Entries from a dataset of interfaces:
== Segment start ==

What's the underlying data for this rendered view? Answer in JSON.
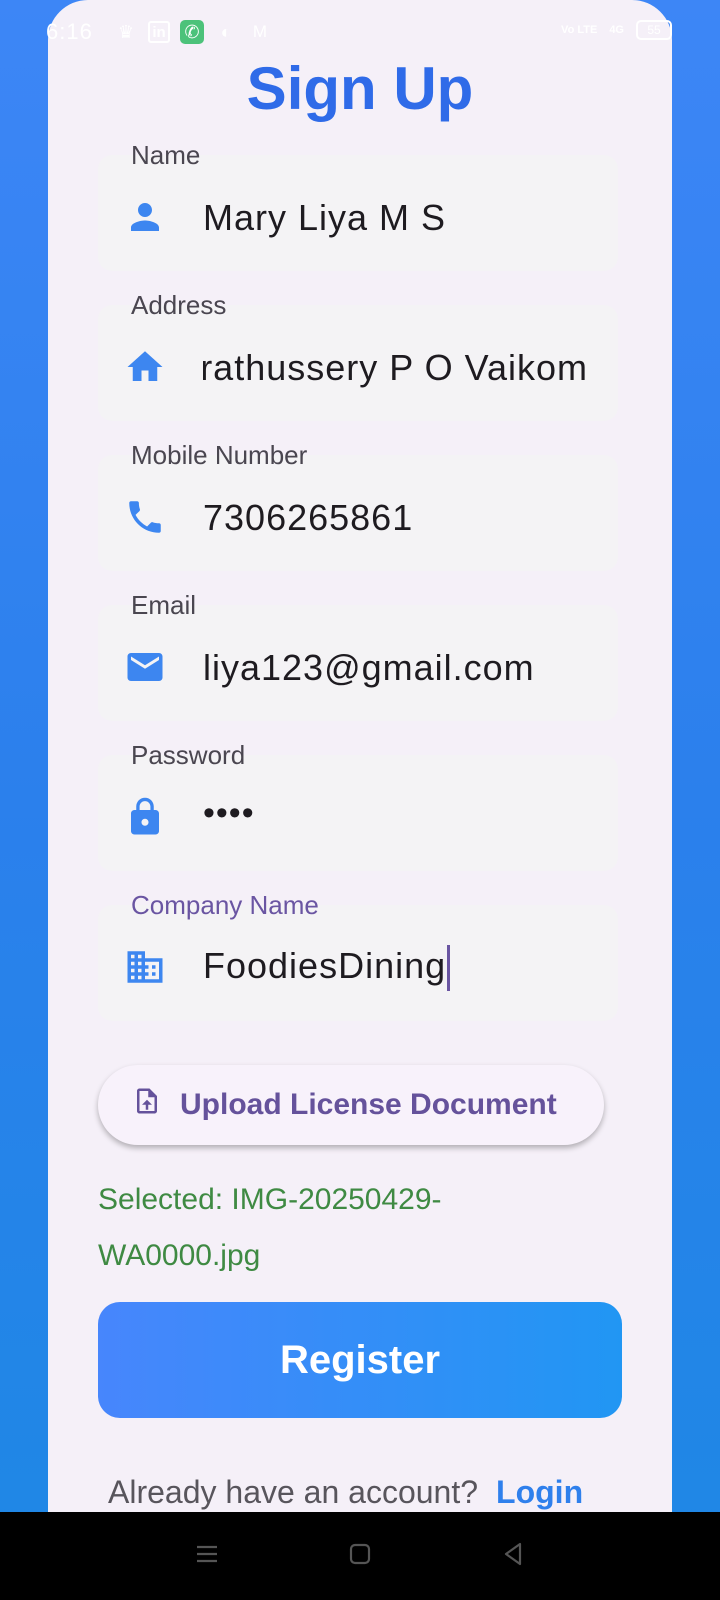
{
  "status_bar": {
    "time": "6:16",
    "left_icons": [
      "crown-icon",
      "linkedin-icon",
      "whatsapp-call-icon",
      "whatsapp-icon",
      "gmail-icon"
    ],
    "network_label": "Vo LTE",
    "signal_label": "4G",
    "battery": "55"
  },
  "page": {
    "title": "Sign Up"
  },
  "fields": {
    "name": {
      "label": "Name",
      "value": "Mary Liya M S",
      "icon": "person-icon"
    },
    "address": {
      "label": "Address",
      "value": "rathussery P O Vaikom",
      "icon": "home-icon"
    },
    "mobile": {
      "label": "Mobile Number",
      "value": "7306265861",
      "icon": "phone-icon"
    },
    "email": {
      "label": "Email",
      "value": "liya123@gmail.com",
      "icon": "mail-icon"
    },
    "password": {
      "label": "Password",
      "value": "••••",
      "icon": "lock-icon"
    },
    "company": {
      "label": "Company Name",
      "value": "FoodiesDining",
      "icon": "business-icon"
    }
  },
  "upload": {
    "label": "Upload License Document",
    "icon": "upload-file-icon",
    "selected_text": "Selected: IMG-20250429-WA0000.jpg"
  },
  "register": {
    "label": "Register"
  },
  "login": {
    "prompt": "Already have an account?",
    "link": "Login"
  },
  "colors": {
    "background": "#3d86f6",
    "card": "#f5f0f8",
    "title": "#2f6be8",
    "icon": "#3d86f0",
    "focus": "#6a55a2",
    "success": "#3f8a43"
  }
}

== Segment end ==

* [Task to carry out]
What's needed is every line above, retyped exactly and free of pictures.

* [Solution for this exercise]
What's the underlying data for this rendered view? Answer in JSON.
{
  "status_bar": {
    "time": "6:16",
    "left_icons": [
      "crown-icon",
      "linkedin-icon",
      "whatsapp-call-icon",
      "whatsapp-icon",
      "gmail-icon"
    ],
    "network_label": "Vo LTE",
    "signal_label": "4G",
    "battery": "55"
  },
  "page": {
    "title": "Sign Up"
  },
  "fields": {
    "name": {
      "label": "Name",
      "value": "Mary Liya M S",
      "icon": "person-icon"
    },
    "address": {
      "label": "Address",
      "value": "rathussery P O Vaikom",
      "icon": "home-icon"
    },
    "mobile": {
      "label": "Mobile Number",
      "value": "7306265861",
      "icon": "phone-icon"
    },
    "email": {
      "label": "Email",
      "value": "liya123@gmail.com",
      "icon": "mail-icon"
    },
    "password": {
      "label": "Password",
      "value": "••••",
      "icon": "lock-icon"
    },
    "company": {
      "label": "Company Name",
      "value": "FoodiesDining",
      "icon": "business-icon"
    }
  },
  "upload": {
    "label": "Upload License Document",
    "icon": "upload-file-icon",
    "selected_text": "Selected: IMG-20250429-WA0000.jpg"
  },
  "register": {
    "label": "Register"
  },
  "login": {
    "prompt": "Already have an account?",
    "link": "Login"
  },
  "colors": {
    "background": "#3d86f6",
    "card": "#f5f0f8",
    "title": "#2f6be8",
    "icon": "#3d86f0",
    "focus": "#6a55a2",
    "success": "#3f8a43"
  }
}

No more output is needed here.